“Now, let’s see whether or not somebody has the courage, whether it’s a legislator or legislatures, or whether it’s a justice of the Supreme Court or a number of justices of the Supreme Court. Let’s see if they have the courage to do what everybody in this country knows is right,” he said.
William Barr, the US attorney-general and a loyal appointee of Mr Trump, last week said he had seen no evidence of any voter fraud that would have affected the outcome of the election, sparking attacks from the president’s allies.
The case at issue on Tuesday had been brought by a group of Pennsylvania Republicans who had sought to block the state’s election results because of the use of “no excuse” mail voting, which allowed voters to apply for a mail ballot without giving a reason.
Pennsylvania had introduced the measure in 2019, more than a year before the November 2020 election. The lawsuit, which was brought almost three weeks after the election, claimed such voting measures were unconstitutional.
A state judge had agreed to temporarily block certification until a hearing could be held, but the case was later thrown out by the Pennsylvania state supreme court, which said it had not been brought in a timely manner. That prompted the appeal to the US high court, which came after Pennsylvania certified its results.
Mr Trump has said repeatedly that he expected the election to wind up before the Supreme Court. The Republican Texas state attorney-general, Ken Paxton, also on Tuesday filed a lawsuit at the US Supreme Court to seek to block the election results in Georgia, Michigan, Pennsylvania and Wisconsin, states that Mr Biden won.

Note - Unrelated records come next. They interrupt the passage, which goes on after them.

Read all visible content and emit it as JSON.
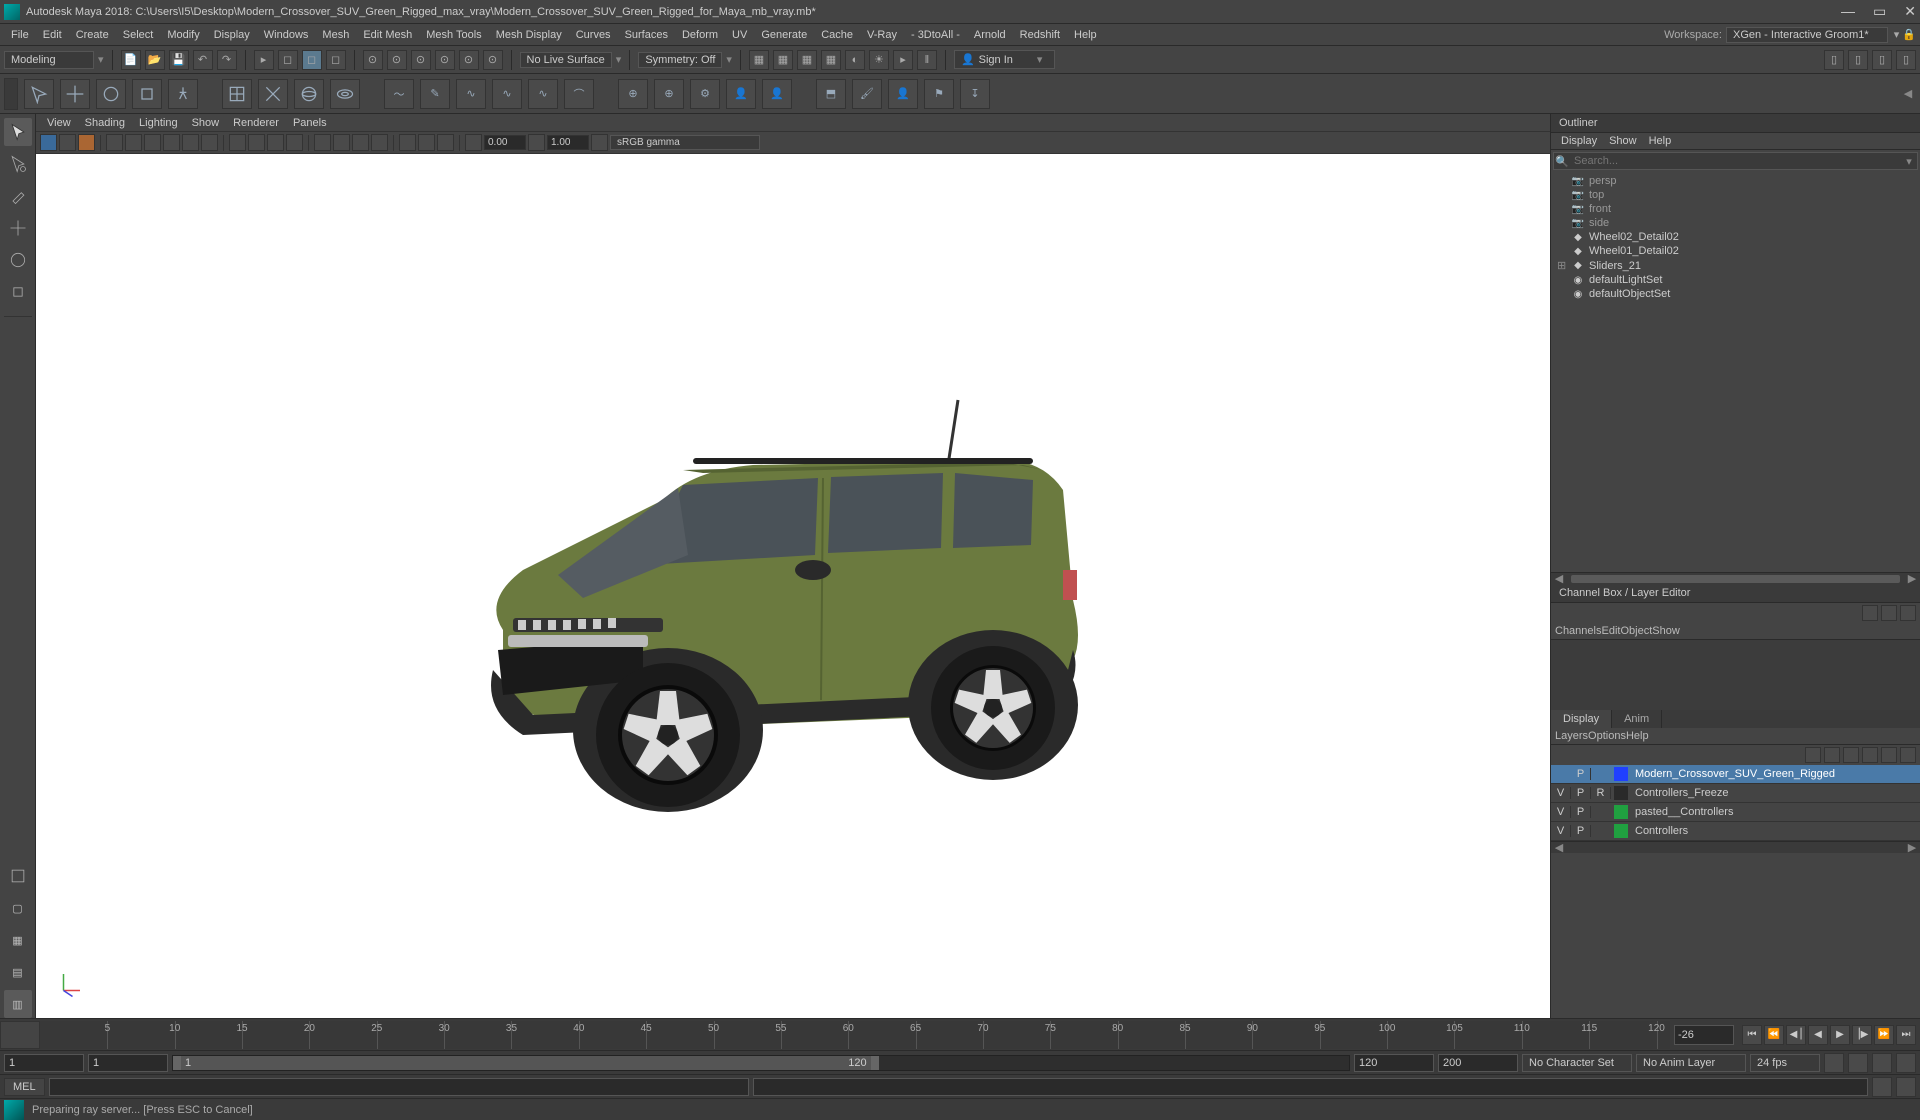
{
  "titlebar": {
    "title": "Autodesk Maya 2018: C:\\Users\\I5\\Desktop\\Modern_Crossover_SUV_Green_Rigged_max_vray\\Modern_Crossover_SUV_Green_Rigged_for_Maya_mb_vray.mb*"
  },
  "menubar": {
    "items": [
      "File",
      "Edit",
      "Create",
      "Select",
      "Modify",
      "Display",
      "Windows",
      "Mesh",
      "Edit Mesh",
      "Mesh Tools",
      "Mesh Display",
      "Curves",
      "Surfaces",
      "Deform",
      "UV",
      "Generate",
      "Cache",
      "V-Ray",
      "- 3DtoAll -",
      "Arnold",
      "Redshift",
      "Help"
    ],
    "workspace_label": "Workspace:",
    "workspace_value": "XGen - Interactive Groom1*"
  },
  "shelf": {
    "mode": "Modeling",
    "live_surface": "No Live Surface",
    "symmetry": "Symmetry: Off",
    "signin": "Sign In"
  },
  "viewport_menu": [
    "View",
    "Shading",
    "Lighting",
    "Show",
    "Renderer",
    "Panels"
  ],
  "viewport_toolbar": {
    "num1": "0.00",
    "num2": "1.00",
    "colorspace": "sRGB gamma"
  },
  "outliner": {
    "title": "Outliner",
    "menus": [
      "Display",
      "Show",
      "Help"
    ],
    "search_placeholder": "Search...",
    "nodes": [
      {
        "label": "persp",
        "type": "cam",
        "dim": true
      },
      {
        "label": "top",
        "type": "cam",
        "dim": true
      },
      {
        "label": "front",
        "type": "cam",
        "dim": true
      },
      {
        "label": "side",
        "type": "cam",
        "dim": true
      },
      {
        "label": "Wheel02_Detail02",
        "type": "mesh",
        "dim": false
      },
      {
        "label": "Wheel01_Detail02",
        "type": "mesh",
        "dim": false
      },
      {
        "label": "Sliders_21",
        "type": "mesh",
        "dim": false,
        "expandable": true
      },
      {
        "label": "defaultLightSet",
        "type": "set",
        "dim": false
      },
      {
        "label": "defaultObjectSet",
        "type": "set",
        "dim": false
      }
    ]
  },
  "channelbox": {
    "title": "Channel Box / Layer Editor",
    "menus": [
      "Channels",
      "Edit",
      "Object",
      "Show"
    ]
  },
  "layers": {
    "tabs": [
      "Display",
      "Anim"
    ],
    "menus": [
      "Layers",
      "Options",
      "Help"
    ],
    "rows": [
      {
        "v": "",
        "p": "P",
        "r": "",
        "color": "#2040ff",
        "name": "Modern_Crossover_SUV_Green_Rigged",
        "selected": true
      },
      {
        "v": "V",
        "p": "P",
        "r": "R",
        "color": "#2a2a2a",
        "name": "Controllers_Freeze"
      },
      {
        "v": "V",
        "p": "P",
        "r": "",
        "color": "#20a040",
        "name": "pasted__Controllers"
      },
      {
        "v": "V",
        "p": "P",
        "r": "",
        "color": "#20a040",
        "name": "Controllers"
      }
    ]
  },
  "timeline": {
    "ticks": [
      "5",
      "10",
      "15",
      "20",
      "25",
      "30",
      "35",
      "40",
      "45",
      "50",
      "55",
      "60",
      "65",
      "70",
      "75",
      "80",
      "85",
      "90",
      "95",
      "100",
      "105",
      "110",
      "115",
      "120"
    ],
    "current": "-26"
  },
  "range": {
    "start_outer": "1",
    "start_inner": "1",
    "inner_label": "1",
    "inner_end": "120",
    "end_inner": "120",
    "end_outer": "200",
    "charset": "No Character Set",
    "animlayer": "No Anim Layer",
    "fps": "24 fps"
  },
  "cmd": {
    "label": "MEL"
  },
  "status": {
    "text": "Preparing ray server... [Press ESC to Cancel]"
  }
}
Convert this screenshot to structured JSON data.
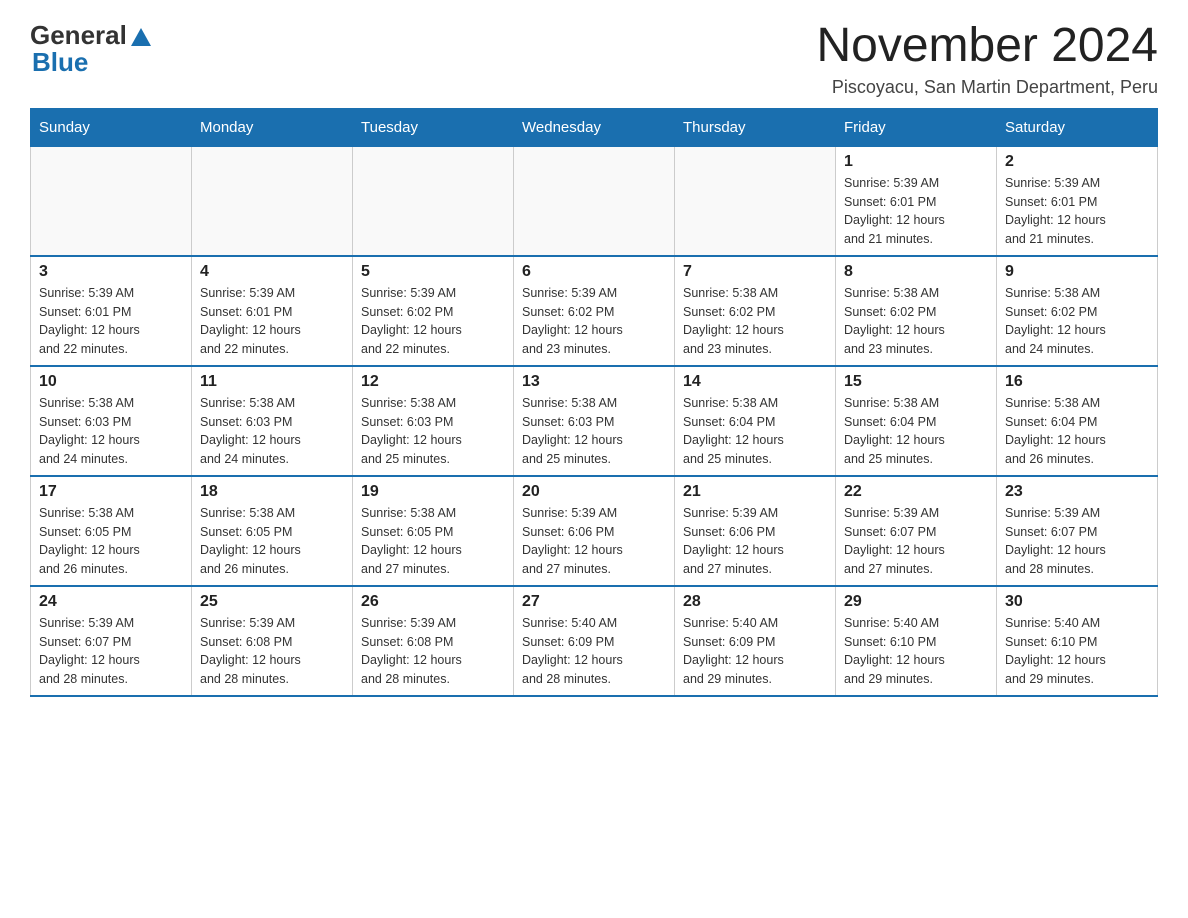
{
  "header": {
    "logo_general": "General",
    "logo_blue": "Blue",
    "month_title": "November 2024",
    "location": "Piscoyacu, San Martin Department, Peru"
  },
  "weekdays": [
    "Sunday",
    "Monday",
    "Tuesday",
    "Wednesday",
    "Thursday",
    "Friday",
    "Saturday"
  ],
  "weeks": [
    [
      {
        "day": "",
        "info": ""
      },
      {
        "day": "",
        "info": ""
      },
      {
        "day": "",
        "info": ""
      },
      {
        "day": "",
        "info": ""
      },
      {
        "day": "",
        "info": ""
      },
      {
        "day": "1",
        "info": "Sunrise: 5:39 AM\nSunset: 6:01 PM\nDaylight: 12 hours\nand 21 minutes."
      },
      {
        "day": "2",
        "info": "Sunrise: 5:39 AM\nSunset: 6:01 PM\nDaylight: 12 hours\nand 21 minutes."
      }
    ],
    [
      {
        "day": "3",
        "info": "Sunrise: 5:39 AM\nSunset: 6:01 PM\nDaylight: 12 hours\nand 22 minutes."
      },
      {
        "day": "4",
        "info": "Sunrise: 5:39 AM\nSunset: 6:01 PM\nDaylight: 12 hours\nand 22 minutes."
      },
      {
        "day": "5",
        "info": "Sunrise: 5:39 AM\nSunset: 6:02 PM\nDaylight: 12 hours\nand 22 minutes."
      },
      {
        "day": "6",
        "info": "Sunrise: 5:39 AM\nSunset: 6:02 PM\nDaylight: 12 hours\nand 23 minutes."
      },
      {
        "day": "7",
        "info": "Sunrise: 5:38 AM\nSunset: 6:02 PM\nDaylight: 12 hours\nand 23 minutes."
      },
      {
        "day": "8",
        "info": "Sunrise: 5:38 AM\nSunset: 6:02 PM\nDaylight: 12 hours\nand 23 minutes."
      },
      {
        "day": "9",
        "info": "Sunrise: 5:38 AM\nSunset: 6:02 PM\nDaylight: 12 hours\nand 24 minutes."
      }
    ],
    [
      {
        "day": "10",
        "info": "Sunrise: 5:38 AM\nSunset: 6:03 PM\nDaylight: 12 hours\nand 24 minutes."
      },
      {
        "day": "11",
        "info": "Sunrise: 5:38 AM\nSunset: 6:03 PM\nDaylight: 12 hours\nand 24 minutes."
      },
      {
        "day": "12",
        "info": "Sunrise: 5:38 AM\nSunset: 6:03 PM\nDaylight: 12 hours\nand 25 minutes."
      },
      {
        "day": "13",
        "info": "Sunrise: 5:38 AM\nSunset: 6:03 PM\nDaylight: 12 hours\nand 25 minutes."
      },
      {
        "day": "14",
        "info": "Sunrise: 5:38 AM\nSunset: 6:04 PM\nDaylight: 12 hours\nand 25 minutes."
      },
      {
        "day": "15",
        "info": "Sunrise: 5:38 AM\nSunset: 6:04 PM\nDaylight: 12 hours\nand 25 minutes."
      },
      {
        "day": "16",
        "info": "Sunrise: 5:38 AM\nSunset: 6:04 PM\nDaylight: 12 hours\nand 26 minutes."
      }
    ],
    [
      {
        "day": "17",
        "info": "Sunrise: 5:38 AM\nSunset: 6:05 PM\nDaylight: 12 hours\nand 26 minutes."
      },
      {
        "day": "18",
        "info": "Sunrise: 5:38 AM\nSunset: 6:05 PM\nDaylight: 12 hours\nand 26 minutes."
      },
      {
        "day": "19",
        "info": "Sunrise: 5:38 AM\nSunset: 6:05 PM\nDaylight: 12 hours\nand 27 minutes."
      },
      {
        "day": "20",
        "info": "Sunrise: 5:39 AM\nSunset: 6:06 PM\nDaylight: 12 hours\nand 27 minutes."
      },
      {
        "day": "21",
        "info": "Sunrise: 5:39 AM\nSunset: 6:06 PM\nDaylight: 12 hours\nand 27 minutes."
      },
      {
        "day": "22",
        "info": "Sunrise: 5:39 AM\nSunset: 6:07 PM\nDaylight: 12 hours\nand 27 minutes."
      },
      {
        "day": "23",
        "info": "Sunrise: 5:39 AM\nSunset: 6:07 PM\nDaylight: 12 hours\nand 28 minutes."
      }
    ],
    [
      {
        "day": "24",
        "info": "Sunrise: 5:39 AM\nSunset: 6:07 PM\nDaylight: 12 hours\nand 28 minutes."
      },
      {
        "day": "25",
        "info": "Sunrise: 5:39 AM\nSunset: 6:08 PM\nDaylight: 12 hours\nand 28 minutes."
      },
      {
        "day": "26",
        "info": "Sunrise: 5:39 AM\nSunset: 6:08 PM\nDaylight: 12 hours\nand 28 minutes."
      },
      {
        "day": "27",
        "info": "Sunrise: 5:40 AM\nSunset: 6:09 PM\nDaylight: 12 hours\nand 28 minutes."
      },
      {
        "day": "28",
        "info": "Sunrise: 5:40 AM\nSunset: 6:09 PM\nDaylight: 12 hours\nand 29 minutes."
      },
      {
        "day": "29",
        "info": "Sunrise: 5:40 AM\nSunset: 6:10 PM\nDaylight: 12 hours\nand 29 minutes."
      },
      {
        "day": "30",
        "info": "Sunrise: 5:40 AM\nSunset: 6:10 PM\nDaylight: 12 hours\nand 29 minutes."
      }
    ]
  ]
}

The court is yet to rule on the attempt, which Josh Shapiro, the Democratic attorney-general of Pennsylvania, called “uniquely unserious”.
The next step in the US electoral process is the meeting of the Electoral College, which takes place separately in each state on December 14. After that, Congress will count the votes cast by the Electoral College on January 6.
Some Republican representatives have suggested they may seek to disrupt the count. Mitt Romney, the Republican senator from Utah who has criticised Mr Trump’s actions, on Tuesday called such suggestions “madness”.